In response to the recent attacks in Orlando, the hacker collective known as Anonymous took up the fight against ISIS on Twitter, according to the BBC. A number of outspoken terrorist group supporters use social network platforms such as Twitter to spread a message of hate to a wider audience.
A hacker affiliated with Anonymous and known as WauchulaGhost, decided to speak up and stand for the victims of the Orlando attack in the best way he knew how — by jacking Twitter accounts. In an interview with CNN, WauchulaGhost claimed he hacked over 250 ISIS supporter Twitter accounts and filled them with messages of gay pride.

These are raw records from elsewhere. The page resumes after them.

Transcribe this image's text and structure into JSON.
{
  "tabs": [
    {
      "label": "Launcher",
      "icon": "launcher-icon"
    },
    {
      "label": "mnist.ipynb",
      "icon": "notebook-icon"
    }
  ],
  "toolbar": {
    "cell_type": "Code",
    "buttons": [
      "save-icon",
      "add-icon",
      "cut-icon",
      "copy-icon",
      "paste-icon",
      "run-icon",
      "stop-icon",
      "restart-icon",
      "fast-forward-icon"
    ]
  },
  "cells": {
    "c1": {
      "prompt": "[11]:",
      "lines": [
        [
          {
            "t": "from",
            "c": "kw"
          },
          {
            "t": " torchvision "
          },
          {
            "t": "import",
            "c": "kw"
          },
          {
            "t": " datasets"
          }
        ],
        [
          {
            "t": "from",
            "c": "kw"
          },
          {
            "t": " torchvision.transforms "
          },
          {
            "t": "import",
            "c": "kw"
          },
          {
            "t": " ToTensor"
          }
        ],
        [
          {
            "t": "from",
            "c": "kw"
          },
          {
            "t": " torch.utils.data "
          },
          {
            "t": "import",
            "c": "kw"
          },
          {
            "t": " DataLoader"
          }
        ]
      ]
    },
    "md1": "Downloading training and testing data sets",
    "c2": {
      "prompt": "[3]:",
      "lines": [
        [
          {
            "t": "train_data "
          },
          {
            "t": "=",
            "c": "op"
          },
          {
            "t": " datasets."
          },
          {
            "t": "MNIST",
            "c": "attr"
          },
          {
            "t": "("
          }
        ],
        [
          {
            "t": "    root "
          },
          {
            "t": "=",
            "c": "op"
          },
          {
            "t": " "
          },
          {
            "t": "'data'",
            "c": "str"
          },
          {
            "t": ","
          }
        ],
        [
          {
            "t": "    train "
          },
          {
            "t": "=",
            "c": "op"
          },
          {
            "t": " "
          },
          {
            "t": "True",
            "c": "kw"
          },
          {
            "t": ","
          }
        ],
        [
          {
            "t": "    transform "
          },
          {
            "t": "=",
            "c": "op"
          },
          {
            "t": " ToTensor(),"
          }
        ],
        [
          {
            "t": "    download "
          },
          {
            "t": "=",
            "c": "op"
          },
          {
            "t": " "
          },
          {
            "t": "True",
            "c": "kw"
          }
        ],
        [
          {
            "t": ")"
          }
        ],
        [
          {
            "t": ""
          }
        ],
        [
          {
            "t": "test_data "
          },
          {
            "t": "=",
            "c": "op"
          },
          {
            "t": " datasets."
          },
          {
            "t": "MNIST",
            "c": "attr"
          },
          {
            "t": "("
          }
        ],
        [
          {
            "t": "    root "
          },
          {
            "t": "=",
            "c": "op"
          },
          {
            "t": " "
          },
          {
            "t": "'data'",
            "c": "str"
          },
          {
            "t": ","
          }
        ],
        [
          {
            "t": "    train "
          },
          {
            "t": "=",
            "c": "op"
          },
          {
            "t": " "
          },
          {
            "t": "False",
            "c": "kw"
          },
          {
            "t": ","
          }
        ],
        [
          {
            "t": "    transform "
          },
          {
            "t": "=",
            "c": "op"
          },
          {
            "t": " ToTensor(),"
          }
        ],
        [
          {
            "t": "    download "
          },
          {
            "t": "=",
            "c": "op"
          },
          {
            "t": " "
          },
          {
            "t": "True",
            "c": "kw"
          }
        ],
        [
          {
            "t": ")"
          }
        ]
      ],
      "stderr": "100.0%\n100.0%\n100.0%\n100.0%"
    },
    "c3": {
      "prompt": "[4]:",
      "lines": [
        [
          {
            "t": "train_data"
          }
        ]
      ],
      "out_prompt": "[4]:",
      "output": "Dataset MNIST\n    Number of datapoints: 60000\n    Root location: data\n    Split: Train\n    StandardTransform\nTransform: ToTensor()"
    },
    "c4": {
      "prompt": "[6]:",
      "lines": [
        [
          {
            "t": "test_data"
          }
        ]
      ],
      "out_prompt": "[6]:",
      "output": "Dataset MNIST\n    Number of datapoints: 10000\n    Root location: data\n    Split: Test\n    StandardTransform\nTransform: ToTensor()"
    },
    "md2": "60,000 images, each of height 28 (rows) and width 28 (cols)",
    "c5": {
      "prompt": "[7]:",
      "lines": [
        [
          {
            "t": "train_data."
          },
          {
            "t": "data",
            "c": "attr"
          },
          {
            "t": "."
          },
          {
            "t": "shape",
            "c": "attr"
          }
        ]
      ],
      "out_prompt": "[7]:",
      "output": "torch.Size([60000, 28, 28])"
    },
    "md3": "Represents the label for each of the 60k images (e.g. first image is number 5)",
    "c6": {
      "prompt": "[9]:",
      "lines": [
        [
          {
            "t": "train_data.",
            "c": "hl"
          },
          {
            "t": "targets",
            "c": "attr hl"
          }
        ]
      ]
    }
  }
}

WauchulaGhost replaced pictures of ISIS flags with rainbows and changed profile pictures to pictures of happy gay couples. In many cases, he left his signature by changing the Twitter handle to “Jacked by a Ghost.” He designed some twitter accounts to appear as if the owner is coming out to the world as gay, an act that would surely enrage the jihadist militant group.
Online attacks and hacking efforts against ISIS are relatively new, and have been an active objective of Anonymous for just over a year. The recent Twitter offensive was in direct response to the attacks in Orlando. WauchulaGhost told CNN that in response to the loss of innocent lives, “I just felt there’s something I could do against the Islamic State to defend those people.”

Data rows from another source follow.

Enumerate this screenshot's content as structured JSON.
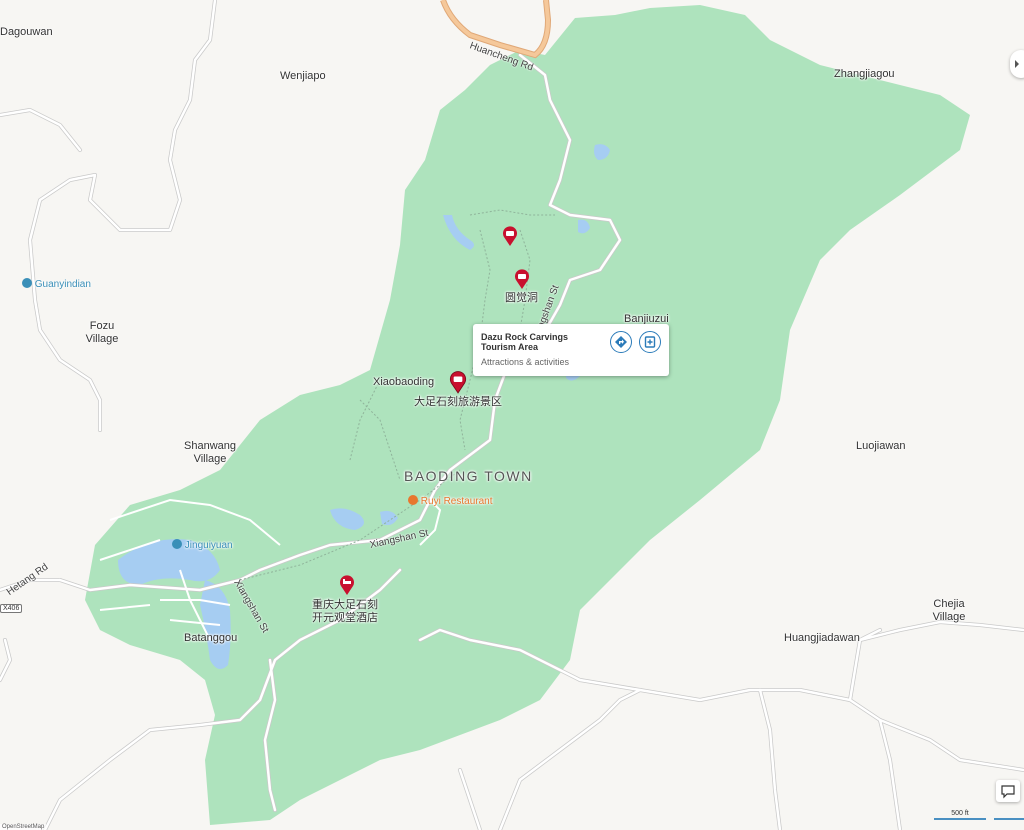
{
  "map": {
    "colors": {
      "park": "#aee3bd",
      "water": "#a6cdf2",
      "road": "#ffffff",
      "road_casing": "#c9c9c9",
      "highway": "#f5c89a",
      "pin": "#c8102e"
    },
    "places": {
      "dagouwan": "Dagouwan",
      "wenjiapo": "Wenjiapo",
      "zhangjiagou": "Zhangjiagou",
      "fozu": "Fozu Village",
      "shanwang": "Shanwang Village",
      "luojiawan": "Luojiawan",
      "chejia": "Chejia Village",
      "huangjiadawan": "Huangjiadawan",
      "batanggou": "Batanggou",
      "banjiuzui": "Banjiuzui",
      "xiaobaoding": "Xiaobaoding",
      "baoding_town": "BAODING TOWN"
    },
    "pois": {
      "guanyindian": "Guanyindian",
      "jinguiyuan": "Jinguiyuan",
      "ruyi": "Ruyi Restaurant",
      "yuanjuedong": "圆觉洞",
      "dazu_scenic": "大足石刻旅游景区",
      "hotel": "重庆大足石刻\n开元观堂酒店"
    },
    "roads": {
      "huancheng": "Huancheng Rd",
      "hetang": "Hetang Rd",
      "xiangshan_1": "Xiangshan St",
      "xiangshan_2": "Xiangshan St",
      "xiangshan_3": "Xiangshan St",
      "route_shield": "X406"
    },
    "popup": {
      "title": "Dazu Rock Carvings Tourism Area",
      "category": "Attractions & activities",
      "directions_icon": "directions-icon",
      "save_icon": "save-icon"
    },
    "scale": {
      "label": "500 ft"
    },
    "credit": "OpenStreetMap"
  }
}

The goal of hacking these Twitter accounts is not just to cause humiliation. The targeted accounts face immediate Twitter scrutiny because of the hacking, and in most cases are suspended as a result.

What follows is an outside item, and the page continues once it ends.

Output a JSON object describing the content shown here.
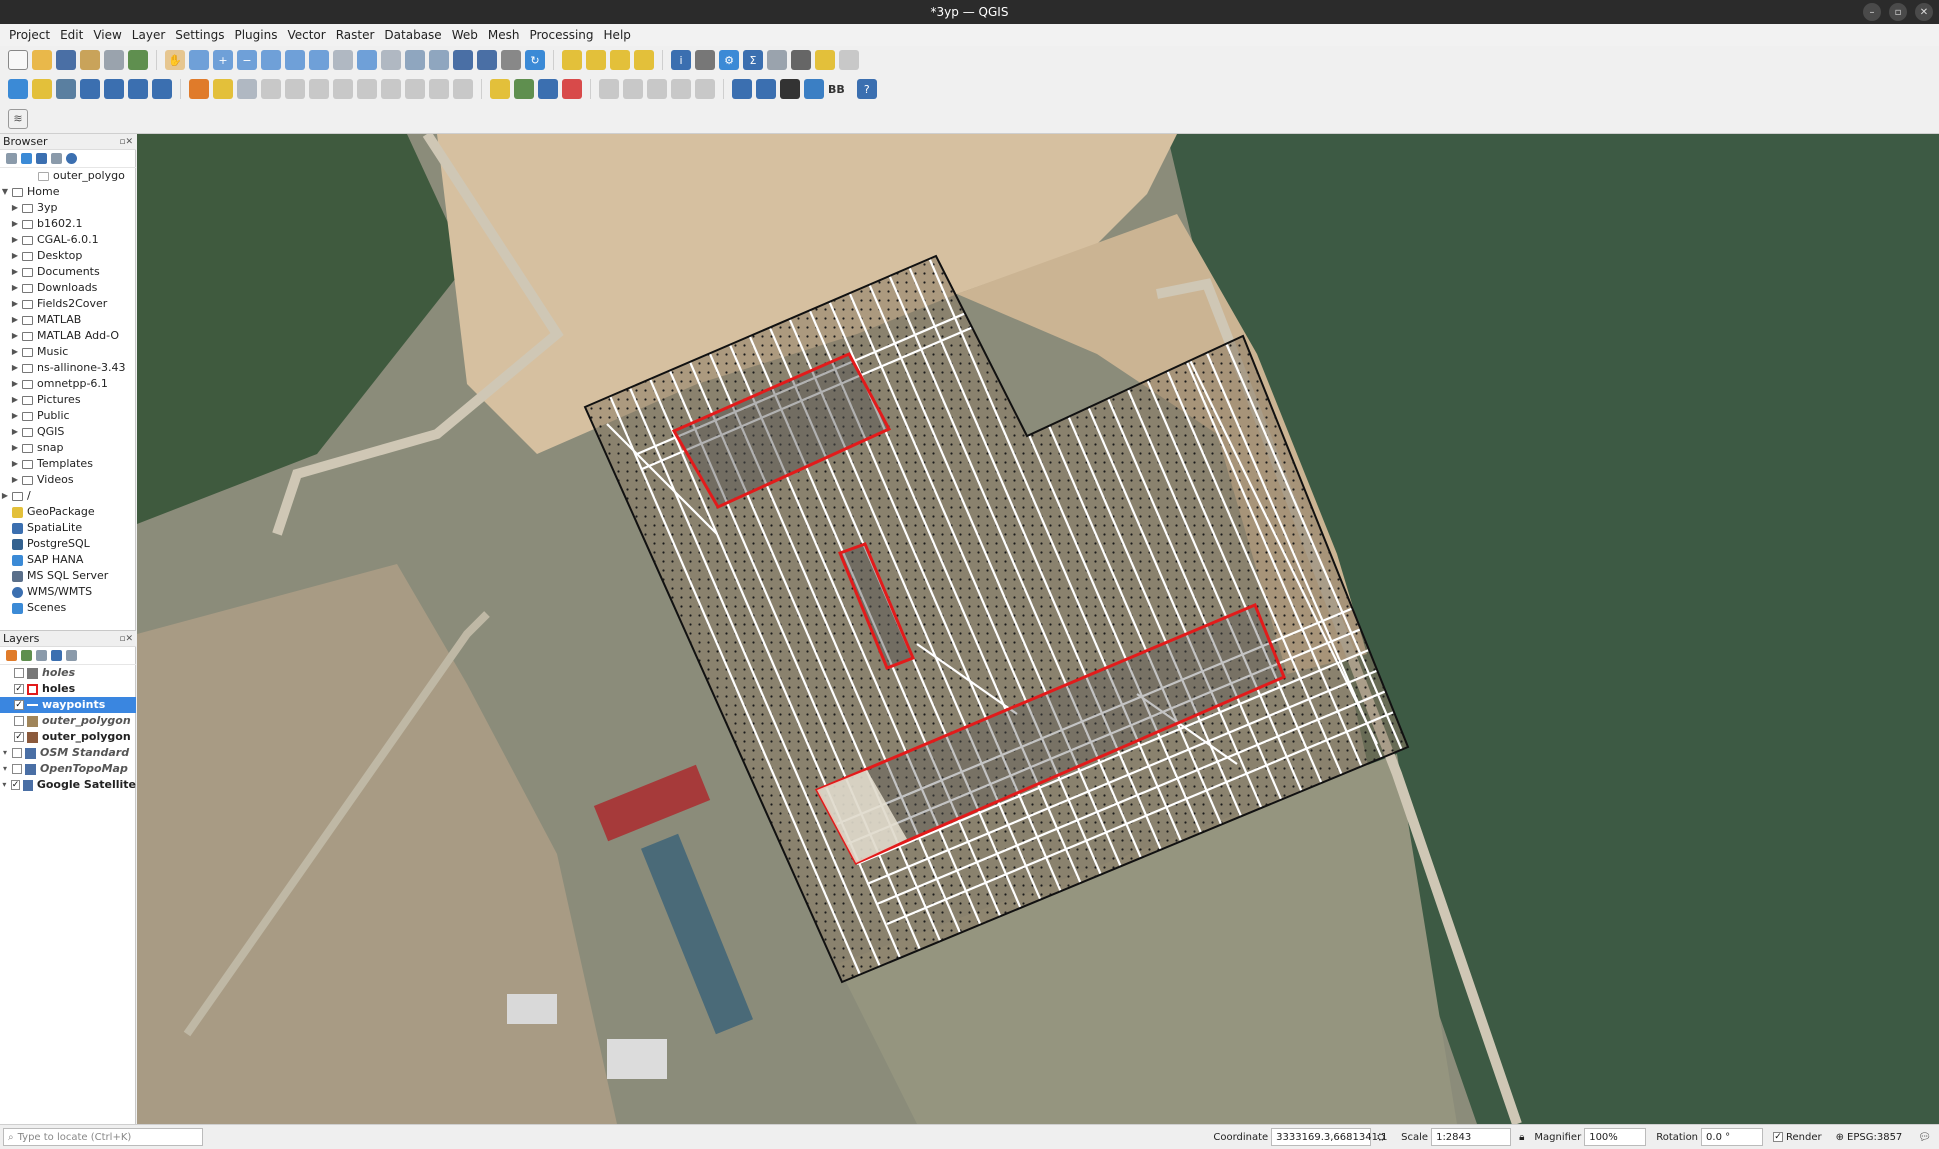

Twitter has a standing policy to suspend accounts that promote terrorism, yet some claim the company is slow to do so at times. Anonymous hopes its efforts will speed up the process and force Twitter to suspend these types of accounts more quickly. The hackers obviously do not mind taking illegal steps to accomplish their goals and are satisfied that the end justifies the means.
- What the biggest tech companies are doing to make the 2020 election more secure
- Why posting photos of your boarding pass is a terrible idea
- Conspiracy theories already spreading ahead of Trump-Biden presidential debate
- Jailed hacker insists he doesn’t want to see a computer ever again
- A beginner’s guide to Tor: How to navigate the underground internet